A study published in Cancer Discovery in 2019 by Dr. Guerriero and Geoffrey Shapiro, MD, PhD, director of Dana-Farber’s Early Drug Development Center and clinical director of Dana-Farber’s Center for DNA Damage and Repair, found that one way PARP inhibitors work is by activating programs that lead to the recruitment of CD8+ T cells. The latest efforts further built on the approach of enlisting the immune system to make PARP inhibitors more effective.

The major focus of Dr. Guerriero’s lab is the role of macrophages in the tumor microenvironment. “The job of the macrophage is to repair damaged tissue,” she said. “When they get to a tumor and sense that there’s no oxygen, they get to work repairing the tumor. Of course, this is not good for the patient.”

In the new study, investigators added a drug to target this behavior: Along with the PARP inhibitor olaparib, the animals were given antibodies to macrophage colony-stimulating factor 1 receptor (CSF1R). The animals used in the trial were a mouse model of triple-negative breast cancer with a mutation in BRCA1.

Drug Combinations Show Promise for New Treatments

In the paper, the researchers reported that the antibodies significantly enhanced both innate and adaptive antitumor immunity and extended survival in the mice. Further investigation revealed that CD8+ T cells mediated this effect.

“In partnership with clinicians in the Breast Oncology Program at Brigham and Women’s Hospital and Dana-Farber Cancer Institute, we are working to move this combination into the clinic,” Dr. Guerriero said.

The drug that targets CSF1R, pexidartinib, has been approved by the U.S. Food and Drug Administration for the treatment of tenosynovial giant cell tumor but has shown limited efficacy for other types of cancer. “We know that it’s well-tolerated and safe,” Dr. Guerriero continued, adding that she believes its efficacy has been limited so far because it has not been tested in this sort of combination.

Dr. Guerriero credited many of her colleagues for assisting in this research, including Dr. Shapiro; first author Anita Mehta, PhD, a postdoctoral fellow in her lab; and Elizabeth Ann Mittendorf, MD, PhD, a breast surgeon at the Brigham. Imaging of the tissue samples was enabled thanks to technology developed by Peter Sorger, PhD, of Harvard Medical School.

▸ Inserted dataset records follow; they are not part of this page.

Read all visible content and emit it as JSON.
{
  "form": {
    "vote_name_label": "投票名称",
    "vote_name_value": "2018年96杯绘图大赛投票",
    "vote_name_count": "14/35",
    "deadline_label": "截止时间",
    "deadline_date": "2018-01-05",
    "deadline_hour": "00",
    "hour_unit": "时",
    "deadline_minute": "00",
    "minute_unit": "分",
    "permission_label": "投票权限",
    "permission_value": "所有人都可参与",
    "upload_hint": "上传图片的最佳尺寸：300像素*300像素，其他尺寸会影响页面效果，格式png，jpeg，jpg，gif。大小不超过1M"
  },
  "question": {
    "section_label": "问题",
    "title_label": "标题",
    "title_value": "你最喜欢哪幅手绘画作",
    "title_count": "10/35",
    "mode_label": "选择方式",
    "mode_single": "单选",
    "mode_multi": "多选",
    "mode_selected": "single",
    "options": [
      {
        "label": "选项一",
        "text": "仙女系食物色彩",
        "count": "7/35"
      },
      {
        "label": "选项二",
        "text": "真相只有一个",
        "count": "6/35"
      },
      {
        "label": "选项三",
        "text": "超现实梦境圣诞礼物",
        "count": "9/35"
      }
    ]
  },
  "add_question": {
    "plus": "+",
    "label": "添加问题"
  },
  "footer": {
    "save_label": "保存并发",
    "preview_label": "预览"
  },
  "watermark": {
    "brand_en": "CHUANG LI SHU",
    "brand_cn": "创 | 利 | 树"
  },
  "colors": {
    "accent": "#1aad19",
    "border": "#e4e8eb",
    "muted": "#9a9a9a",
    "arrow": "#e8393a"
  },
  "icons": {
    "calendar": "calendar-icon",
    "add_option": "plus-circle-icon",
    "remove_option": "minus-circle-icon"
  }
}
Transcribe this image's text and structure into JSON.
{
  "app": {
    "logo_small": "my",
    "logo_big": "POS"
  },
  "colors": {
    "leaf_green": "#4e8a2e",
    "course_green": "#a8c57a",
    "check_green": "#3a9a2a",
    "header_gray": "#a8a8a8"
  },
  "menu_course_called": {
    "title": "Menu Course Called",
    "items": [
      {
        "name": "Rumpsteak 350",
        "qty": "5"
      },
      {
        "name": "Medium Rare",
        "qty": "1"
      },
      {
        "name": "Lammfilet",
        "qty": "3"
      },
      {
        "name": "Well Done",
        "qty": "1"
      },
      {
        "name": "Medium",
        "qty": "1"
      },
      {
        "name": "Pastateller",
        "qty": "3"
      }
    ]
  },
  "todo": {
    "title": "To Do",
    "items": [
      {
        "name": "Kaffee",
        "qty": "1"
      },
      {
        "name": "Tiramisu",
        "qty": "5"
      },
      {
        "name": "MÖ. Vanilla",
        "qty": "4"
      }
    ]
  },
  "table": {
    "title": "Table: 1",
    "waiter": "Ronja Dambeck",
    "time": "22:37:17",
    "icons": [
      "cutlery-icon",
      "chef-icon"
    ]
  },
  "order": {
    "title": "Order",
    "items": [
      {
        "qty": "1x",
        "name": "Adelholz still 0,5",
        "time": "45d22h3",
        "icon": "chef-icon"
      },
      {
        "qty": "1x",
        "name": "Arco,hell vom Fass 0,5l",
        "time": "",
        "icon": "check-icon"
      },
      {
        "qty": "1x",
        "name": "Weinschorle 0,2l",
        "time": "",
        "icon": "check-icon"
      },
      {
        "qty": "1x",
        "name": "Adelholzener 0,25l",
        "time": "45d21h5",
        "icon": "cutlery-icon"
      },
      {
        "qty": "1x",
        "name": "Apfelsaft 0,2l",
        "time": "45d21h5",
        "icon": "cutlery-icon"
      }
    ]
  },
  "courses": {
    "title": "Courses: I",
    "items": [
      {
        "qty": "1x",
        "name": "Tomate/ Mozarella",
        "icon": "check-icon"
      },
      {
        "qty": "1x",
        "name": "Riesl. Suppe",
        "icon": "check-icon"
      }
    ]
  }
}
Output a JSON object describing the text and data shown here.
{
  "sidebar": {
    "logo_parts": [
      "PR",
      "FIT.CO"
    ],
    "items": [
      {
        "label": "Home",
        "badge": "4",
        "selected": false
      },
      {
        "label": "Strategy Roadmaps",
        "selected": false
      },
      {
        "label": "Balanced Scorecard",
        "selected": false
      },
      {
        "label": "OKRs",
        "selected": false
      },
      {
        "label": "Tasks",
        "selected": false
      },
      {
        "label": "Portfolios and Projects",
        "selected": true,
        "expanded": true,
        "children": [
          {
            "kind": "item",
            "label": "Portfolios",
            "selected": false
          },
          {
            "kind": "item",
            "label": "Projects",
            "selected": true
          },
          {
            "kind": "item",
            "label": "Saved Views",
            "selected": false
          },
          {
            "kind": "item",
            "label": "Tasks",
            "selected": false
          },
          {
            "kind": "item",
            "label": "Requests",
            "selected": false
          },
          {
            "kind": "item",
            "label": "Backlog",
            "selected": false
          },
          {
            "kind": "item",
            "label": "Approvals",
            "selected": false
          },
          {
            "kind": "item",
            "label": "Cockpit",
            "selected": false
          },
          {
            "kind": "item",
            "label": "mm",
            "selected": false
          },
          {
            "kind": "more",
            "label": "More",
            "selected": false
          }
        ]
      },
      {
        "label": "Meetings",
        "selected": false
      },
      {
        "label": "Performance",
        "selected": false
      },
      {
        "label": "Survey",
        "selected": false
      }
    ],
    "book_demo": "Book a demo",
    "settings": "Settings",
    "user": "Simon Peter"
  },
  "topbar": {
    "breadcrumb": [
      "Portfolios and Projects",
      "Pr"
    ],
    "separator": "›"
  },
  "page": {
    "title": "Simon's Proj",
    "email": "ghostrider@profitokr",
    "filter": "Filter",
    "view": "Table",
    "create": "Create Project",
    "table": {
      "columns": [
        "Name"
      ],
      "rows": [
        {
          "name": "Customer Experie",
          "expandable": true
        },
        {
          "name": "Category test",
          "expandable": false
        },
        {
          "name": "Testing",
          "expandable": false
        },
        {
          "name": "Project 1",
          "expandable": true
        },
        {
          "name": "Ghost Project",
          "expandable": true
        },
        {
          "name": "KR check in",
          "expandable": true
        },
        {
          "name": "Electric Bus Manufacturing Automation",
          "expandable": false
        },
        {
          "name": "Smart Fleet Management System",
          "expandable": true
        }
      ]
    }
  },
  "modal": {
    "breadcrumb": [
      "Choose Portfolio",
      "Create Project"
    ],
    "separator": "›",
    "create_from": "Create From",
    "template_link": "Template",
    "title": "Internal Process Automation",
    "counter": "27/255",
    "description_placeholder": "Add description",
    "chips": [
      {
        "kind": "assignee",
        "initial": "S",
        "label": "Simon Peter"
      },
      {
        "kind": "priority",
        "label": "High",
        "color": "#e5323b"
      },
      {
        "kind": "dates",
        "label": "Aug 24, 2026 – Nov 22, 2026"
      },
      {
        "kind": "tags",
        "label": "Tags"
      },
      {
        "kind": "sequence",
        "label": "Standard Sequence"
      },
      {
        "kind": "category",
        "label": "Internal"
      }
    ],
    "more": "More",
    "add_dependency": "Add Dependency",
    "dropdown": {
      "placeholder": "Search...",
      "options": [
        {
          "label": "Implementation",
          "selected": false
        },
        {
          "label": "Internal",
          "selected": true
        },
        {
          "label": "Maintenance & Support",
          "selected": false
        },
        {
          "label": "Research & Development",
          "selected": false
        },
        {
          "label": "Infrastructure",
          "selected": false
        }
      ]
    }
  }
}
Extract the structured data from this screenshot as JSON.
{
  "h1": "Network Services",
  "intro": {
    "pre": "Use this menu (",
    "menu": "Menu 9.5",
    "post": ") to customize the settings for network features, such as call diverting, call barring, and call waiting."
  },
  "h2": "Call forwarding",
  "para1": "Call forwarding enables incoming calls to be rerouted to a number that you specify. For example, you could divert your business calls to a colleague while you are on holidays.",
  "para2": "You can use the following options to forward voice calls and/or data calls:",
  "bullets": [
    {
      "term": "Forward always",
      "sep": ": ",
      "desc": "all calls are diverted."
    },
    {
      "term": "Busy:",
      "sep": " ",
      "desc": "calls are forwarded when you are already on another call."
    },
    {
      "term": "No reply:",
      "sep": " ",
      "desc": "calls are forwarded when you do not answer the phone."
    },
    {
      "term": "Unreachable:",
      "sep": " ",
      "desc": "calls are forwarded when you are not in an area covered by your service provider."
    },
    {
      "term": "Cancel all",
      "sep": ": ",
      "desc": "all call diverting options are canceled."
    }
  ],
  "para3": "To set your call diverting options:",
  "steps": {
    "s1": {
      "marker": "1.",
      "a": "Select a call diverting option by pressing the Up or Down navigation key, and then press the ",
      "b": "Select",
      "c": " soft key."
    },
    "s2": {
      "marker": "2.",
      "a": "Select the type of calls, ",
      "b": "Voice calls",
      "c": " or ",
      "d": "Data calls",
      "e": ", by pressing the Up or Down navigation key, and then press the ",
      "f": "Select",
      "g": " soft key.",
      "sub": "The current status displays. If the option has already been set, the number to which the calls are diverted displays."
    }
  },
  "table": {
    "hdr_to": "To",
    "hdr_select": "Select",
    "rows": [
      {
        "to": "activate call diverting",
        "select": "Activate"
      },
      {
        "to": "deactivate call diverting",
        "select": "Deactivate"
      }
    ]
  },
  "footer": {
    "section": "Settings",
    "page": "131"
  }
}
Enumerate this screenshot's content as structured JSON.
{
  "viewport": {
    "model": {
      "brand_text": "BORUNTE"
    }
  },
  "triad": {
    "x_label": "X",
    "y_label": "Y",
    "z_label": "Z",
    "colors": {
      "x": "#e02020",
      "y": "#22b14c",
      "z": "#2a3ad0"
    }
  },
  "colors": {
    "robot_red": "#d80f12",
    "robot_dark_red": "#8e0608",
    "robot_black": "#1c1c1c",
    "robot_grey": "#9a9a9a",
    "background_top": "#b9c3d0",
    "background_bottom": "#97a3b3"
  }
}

Dr. Guerriero explained that strong working relationships across the cancer center have helped bring together expertise in lab research, clinical care, and imaging technology.

“This work was possible because of this wonderful collaboration,” she concluded. “It took multiple hands to help push this research forward.”